Arrests put spotlight on homeless violence

By Israel Bayer
Staff writer

The recent arrest of 11 homeless people in connection of a murder of a woman in May near the Steel Bridge has drawn attention to violence on the streets of Portland. The arrests come on the heals of another homicide on the streets, the death of Christine Ione Lawson, a transient woman found murdered June 10 on 2nd Avenue

According to people living on the streets there is no doubt the atmosphere has become more violent. As reported in street roots (May 1, "Hating the Homeless") people are more vulnerable today than in recent years because of social service cuts and increased anxiety. Portland ranks seventh in the nation for having the most dangerous streets, according to the National Coalition for the Homeless. At the same time, advocates say isolated incidents shouldn't be used to stigmatize homeless people overall as being a violent culture.

"The streets are not a safe place for the homeless youth, but, by far, the majority of homeless youth are good kids," said Kathy Oliver, executive director of Outside In. "This is a tragedy and shouldn't be reflective of the homeless youth. We've helped 68 kids get jobs, and sent 20 kids to college last year. These kids are trying. Many homeless youth have lost their own families, and band together for protection. It's very rare that this kind of violence occurs."

Eleven street youths and homeless individuals were arrested on the morning of June 11 for the murder of Jessica Williams, 22. A Union Pacific employee discovered her bludgeoned body under the Esplanade Footbridge near the east side of the Steel Bridge on May 23. Williams was stabbed and set on fire, according to reports. Williams was known to frequent the Portland streets, and on some occasions use homeless shelters when she was not staying with her parents.

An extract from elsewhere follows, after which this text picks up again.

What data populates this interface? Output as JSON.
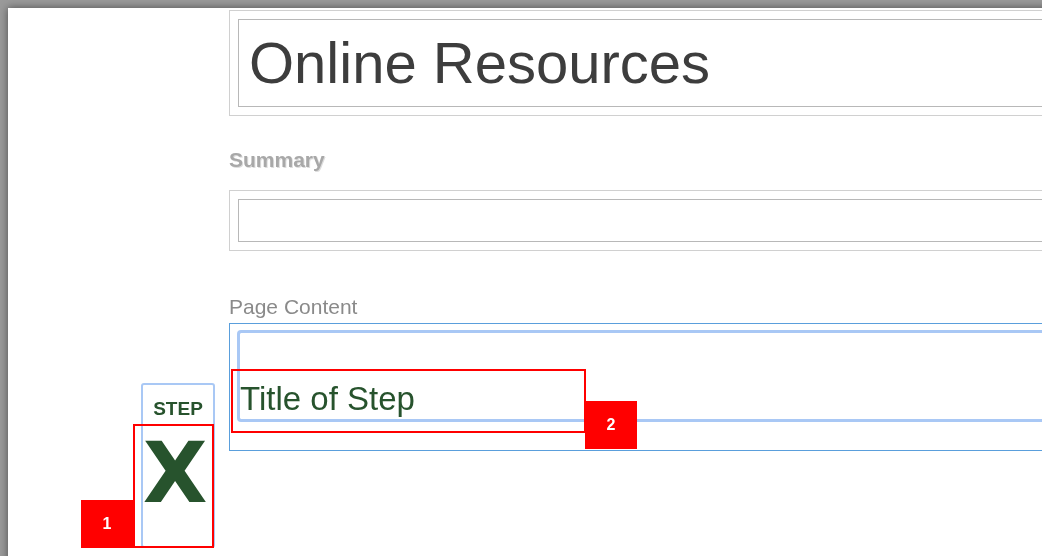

"What I'm worried about is that the media will take a line on homeless families, and somehow say breaking a rule could potentially lead to someone's death. They'll probably take this incident, as tragic as it may be, and apply it to all homeless people," said Jack Tafari, chairman of Dignity Village.

The Multnomah County District Attorney's office says one of the arrested youths claims that the group charged in William's murder got its start at the Portland Peace Encampment located across from the City Hall building. The encampment members are protesting the city's anti-camping ordinance.

"The probable clause affidavit says that Crystal Ann Grace said that she met Nelson and DK at the Portland Peace camp in late March. Nelson was the 'father' of the street family, and DK was the main warrior that carried out the killing," said Norm Frank of the district attorney's office.

But at least one person who has been with the encampment for months said that reports that the street family got its start at the encampment are inaccurate.

"This is public property," said Todd Kurylowicz of the Portland Peace Encampment. "There are people who have access to the encampment, and we've met a wide range of people from a wide range of life. We also maintain basic principles at the encampment no drugs, and no violence. We are a peaceful environment where anybody in the community can go. We've been marginalized by the Portland Police. When they come in to harass the encampment, they push kids out, and the kids scatter to a hostile environment on the streets, "

Kurylowicz said that James Nelson, who reportedly formed the core of the family from relationships at the encampment, never once spent the night at the Peace Encampment. He was only there one day, Kurylowicz said.

Williams was reportedly killed because she broke a rule in the street family, and the group then lashed out and killed her.

"Some people in the homeless culture can be very violent people," said Sgt. Brian Schmautz with the Portland Police Department. "And the streets are getting more violent, in part because they are populated by younger, more aggressive individuals than in previous years."

Schmautz said he wasn't aware of any plans to increase police activity regarding homeless camps.

Jonathon, 23, says he has been working as an independent street youth advocate in Portland, and that the notion of a street "family" is being twisted by the violent group of youths who were arrested in connection with Williams' murder. Jonathon said he knows members of the group, including Williams, and that "they were always trying to create drama." Real street families, he said, are a supportive and positive network for survival. Jonathon said he told people to stay away from them, including Williams.

"It's such a catastrophe," Jonathon said. "Everybody liked her. She was always doing things for other people."

Jonathon said he is concerned about the fallout on homeless people with the bad publicity surrounding the recent spate of violence on the street.

"I think it's really going to change," Jonathon said. "I can already see people walking around us. I know we're already looked at differently because of the bad media."

The group involved in the William's case is an aberration, he said.

"Anybody that isn't willing to come down to ask what the truth is, then they're ignorant and prefer to stay that way."

Jonathon also said to his knowledge the 'family' was not connected to the peace encampment, and had their own camp.

"It seems when a homeless person gets killed the press isn't as interested," said Jamie Manuel, with crossroads. "But when a homeless person gets killed by another homeless person then it's suddenly front page news."